PROMPT
How many lines below contain the word "true"? Reply solely with the number.

SUPPLIED MATERIAL
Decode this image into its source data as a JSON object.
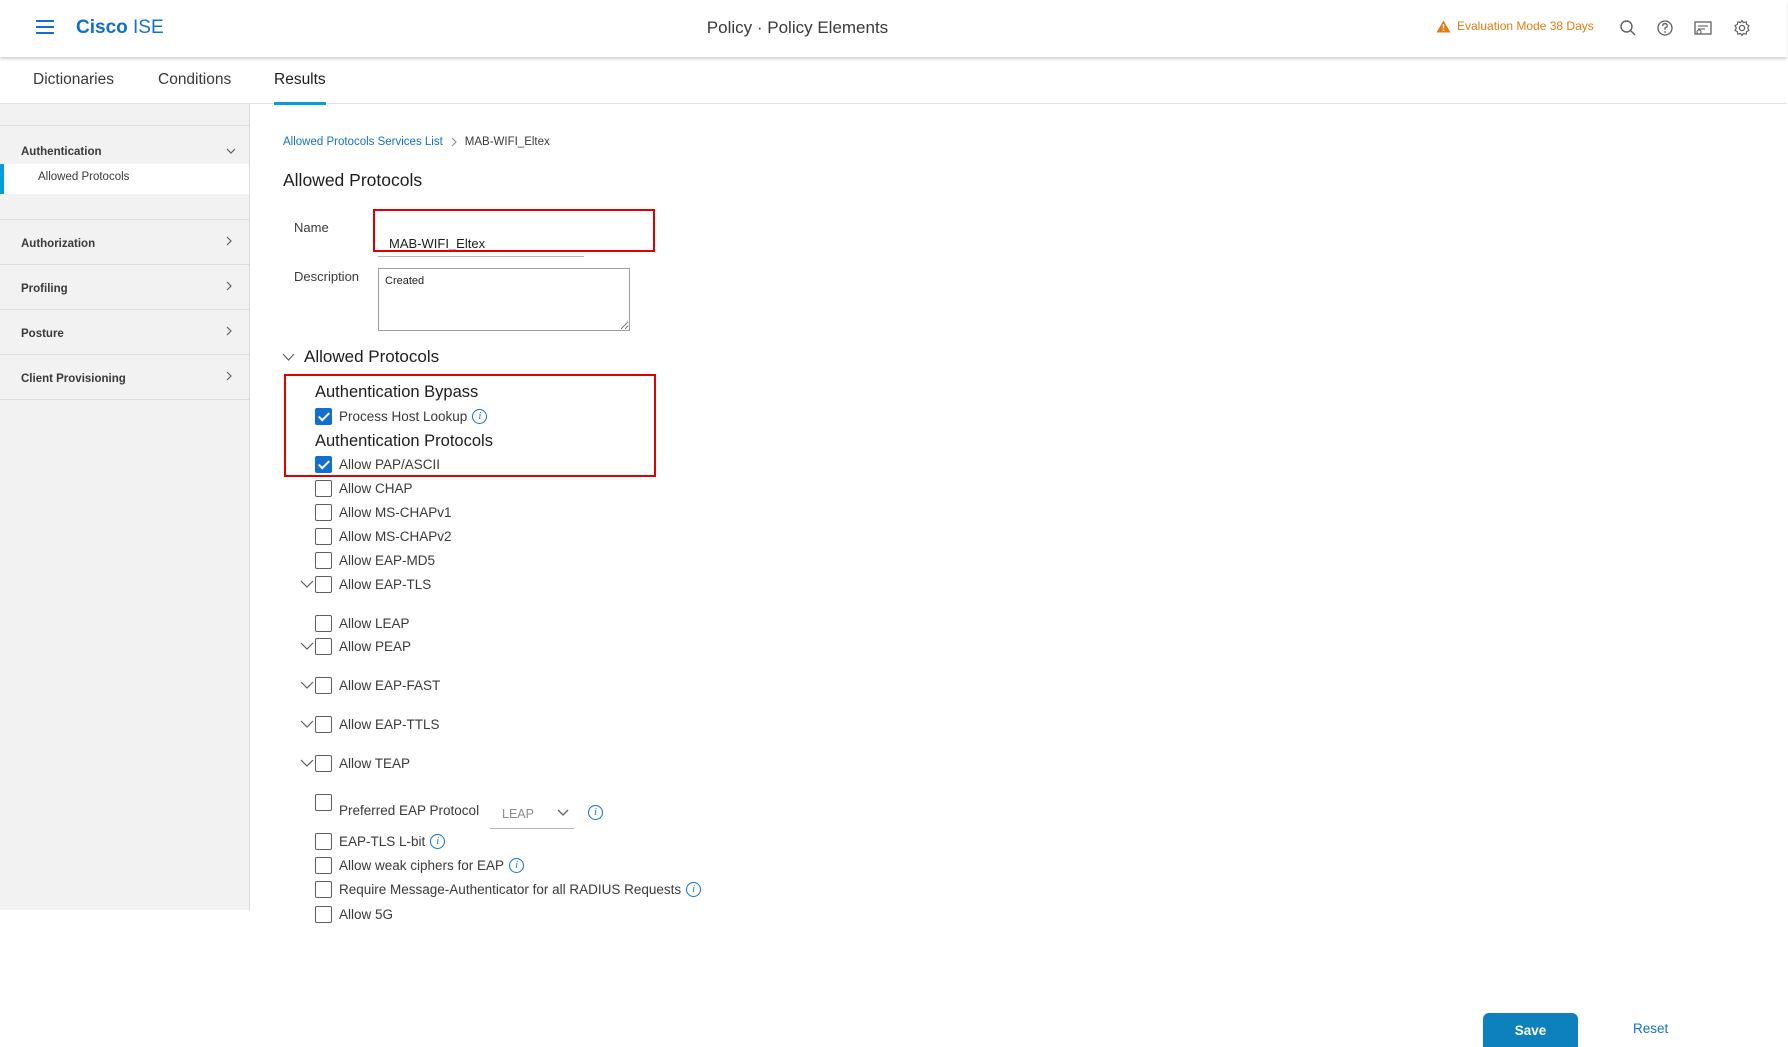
{
  "header": {
    "brand_bold": "Cisco",
    "brand_light": " ISE",
    "title": "Policy · Policy Elements",
    "evaluation": "Evaluation Mode 38 Days",
    "icons": [
      "warning-icon",
      "search-icon",
      "help-icon",
      "notifications-icon",
      "gear-icon"
    ]
  },
  "tabs": [
    {
      "label": "Dictionaries",
      "active": false
    },
    {
      "label": "Conditions",
      "active": false
    },
    {
      "label": "Results",
      "active": true
    }
  ],
  "sidebar": {
    "authentication": {
      "label": "Authentication",
      "expanded": true,
      "sub": "Allowed Protocols"
    },
    "sections": [
      {
        "label": "Authorization"
      },
      {
        "label": "Profiling"
      },
      {
        "label": "Posture"
      },
      {
        "label": "Client Provisioning"
      }
    ]
  },
  "breadcrumb": {
    "parent": "Allowed Protocols Services List",
    "current": "MAB-WIFI_Eltex"
  },
  "page_title": "Allowed Protocols",
  "form": {
    "name_label": "Name",
    "name_value": "MAB-WIFI_Eltex",
    "description_label": "Description",
    "description_value": "Created"
  },
  "protocols": {
    "section_title": "Allowed Protocols",
    "bypass_title": "Authentication Bypass",
    "protocols_title": "Authentication Protocols",
    "items": [
      {
        "label": "Process Host Lookup",
        "checked": true
      },
      {
        "label": "Allow PAP/ASCII",
        "checked": true
      },
      {
        "label": "Allow CHAP",
        "checked": false
      },
      {
        "label": "Allow MS-CHAPv1",
        "checked": false
      },
      {
        "label": "Allow MS-CHAPv2",
        "checked": false
      },
      {
        "label": "Allow EAP-MD5",
        "checked": false
      },
      {
        "label": "Allow EAP-TLS",
        "checked": false
      },
      {
        "label": "Allow LEAP",
        "checked": false
      },
      {
        "label": "Allow PEAP",
        "checked": false
      },
      {
        "label": "Allow EAP-FAST",
        "checked": false
      },
      {
        "label": "Allow EAP-TTLS",
        "checked": false
      },
      {
        "label": "Allow TEAP",
        "checked": false
      },
      {
        "label": "Preferred EAP Protocol",
        "checked": false
      },
      {
        "label": "EAP-TLS L-bit",
        "checked": false
      },
      {
        "label": "Allow weak ciphers for EAP",
        "checked": false
      },
      {
        "label": "Require Message-Authenticator for all RADIUS Requests",
        "checked": false
      },
      {
        "label": "Allow 5G",
        "checked": false
      }
    ],
    "preferred_eap_value": "LEAP"
  },
  "buttons": {
    "save": "Save",
    "reset": "Reset"
  },
  "colors": {
    "accent": "#1170cf",
    "tab_underline": "#049fd9",
    "warning": "#e07d10",
    "highlight_box": "#e10000",
    "save_button": "#0d81be"
  }
}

SOLVED EXERCISE
4